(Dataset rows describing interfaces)
-*-*-
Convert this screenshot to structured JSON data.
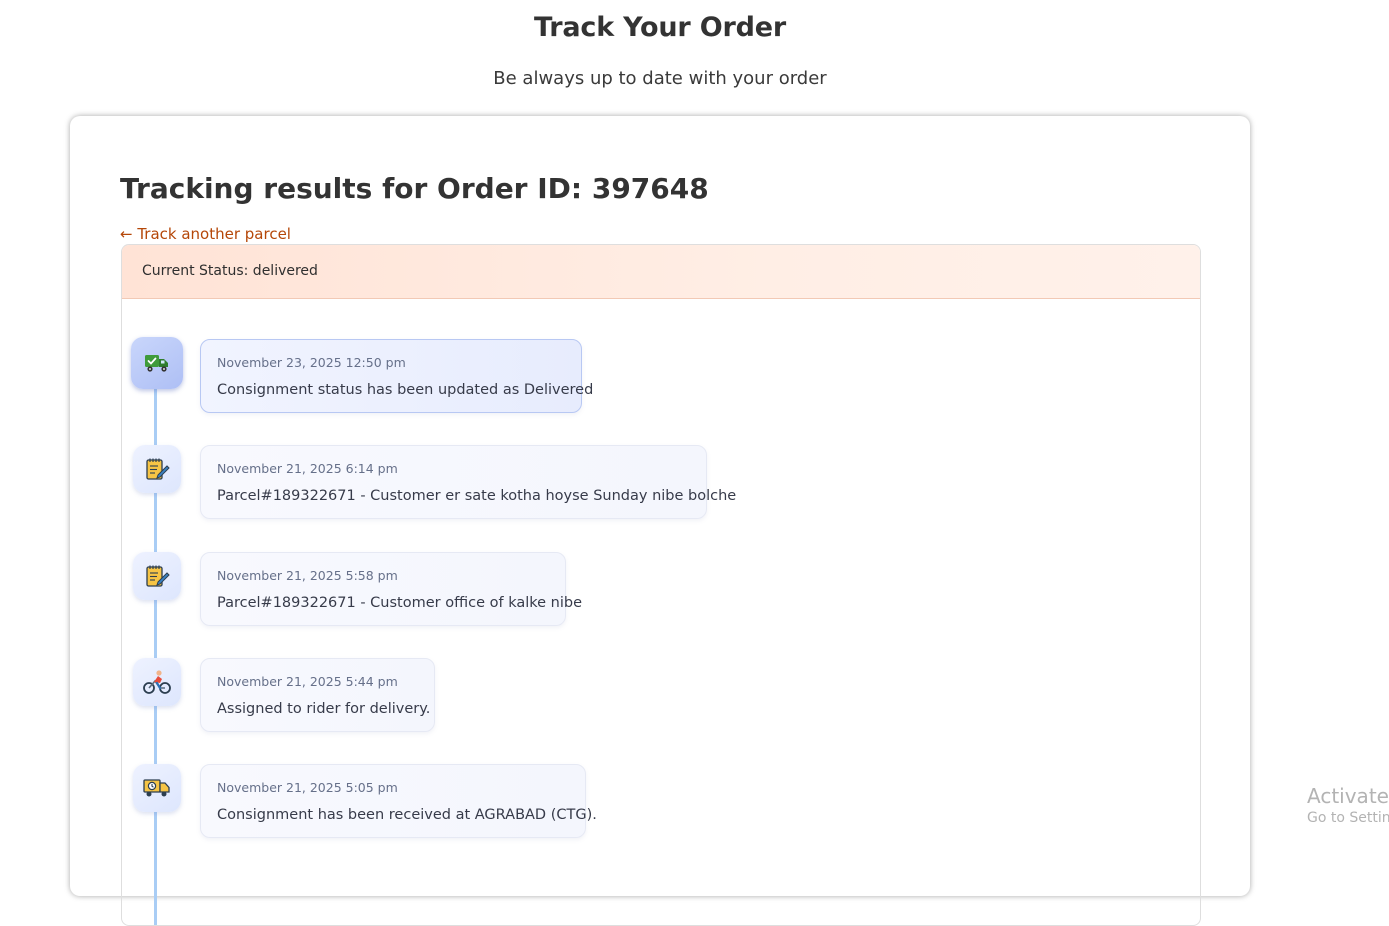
{
  "header": {
    "title": "Track Your Order",
    "subtitle": "Be always up to date with your order"
  },
  "results": {
    "title": "Tracking results for Order ID: 397648",
    "back_link": "← Track another parcel",
    "status_text": "Current Status: delivered"
  },
  "timeline": [
    {
      "icon": "delivered-truck-icon",
      "date": "November 23, 2025 12:50 pm",
      "message": "Consignment status has been updated as Delivered",
      "active": true
    },
    {
      "icon": "notepad-icon",
      "date": "November 21, 2025 6:14 pm",
      "message": "Parcel#189322671 - Customer er sate kotha hoyse Sunday nibe bolche",
      "active": false
    },
    {
      "icon": "notepad-icon",
      "date": "November 21, 2025 5:58 pm",
      "message": "Parcel#189322671 - Customer office of kalke nibe",
      "active": false
    },
    {
      "icon": "cyclist-icon",
      "date": "November 21, 2025 5:44 pm",
      "message": "Assigned to rider for delivery.",
      "active": false
    },
    {
      "icon": "received-truck-icon",
      "date": "November 21, 2025 5:05 pm",
      "message": "Consignment has been received at AGRABAD (CTG).",
      "active": false
    }
  ],
  "watermark": {
    "title": "Activate W",
    "subtitle": "Go to Setting"
  },
  "colors": {
    "link": "#b54708",
    "status_bar": "#ffe3d6",
    "timeline_line": "#a9cdf5"
  }
}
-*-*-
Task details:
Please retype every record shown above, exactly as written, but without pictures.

Your response:
Convert this screenshot to structured JSON data.
{
  "header": {
    "title": "Track Your Order",
    "subtitle": "Be always up to date with your order"
  },
  "results": {
    "title": "Tracking results for Order ID: 397648",
    "back_link": "← Track another parcel",
    "status_text": "Current Status: delivered"
  },
  "timeline": [
    {
      "icon": "delivered-truck-icon",
      "date": "November 23, 2025 12:50 pm",
      "message": "Consignment status has been updated as Delivered",
      "active": true
    },
    {
      "icon": "notepad-icon",
      "date": "November 21, 2025 6:14 pm",
      "message": "Parcel#189322671 - Customer er sate kotha hoyse Sunday nibe bolche",
      "active": false
    },
    {
      "icon": "notepad-icon",
      "date": "November 21, 2025 5:58 pm",
      "message": "Parcel#189322671 - Customer office of kalke nibe",
      "active": false
    },
    {
      "icon": "cyclist-icon",
      "date": "November 21, 2025 5:44 pm",
      "message": "Assigned to rider for delivery.",
      "active": false
    },
    {
      "icon": "received-truck-icon",
      "date": "November 21, 2025 5:05 pm",
      "message": "Consignment has been received at AGRABAD (CTG).",
      "active": false
    }
  ],
  "watermark": {
    "title": "Activate W",
    "subtitle": "Go to Setting"
  },
  "colors": {
    "link": "#b54708",
    "status_bar": "#ffe3d6",
    "timeline_line": "#a9cdf5"
  }
}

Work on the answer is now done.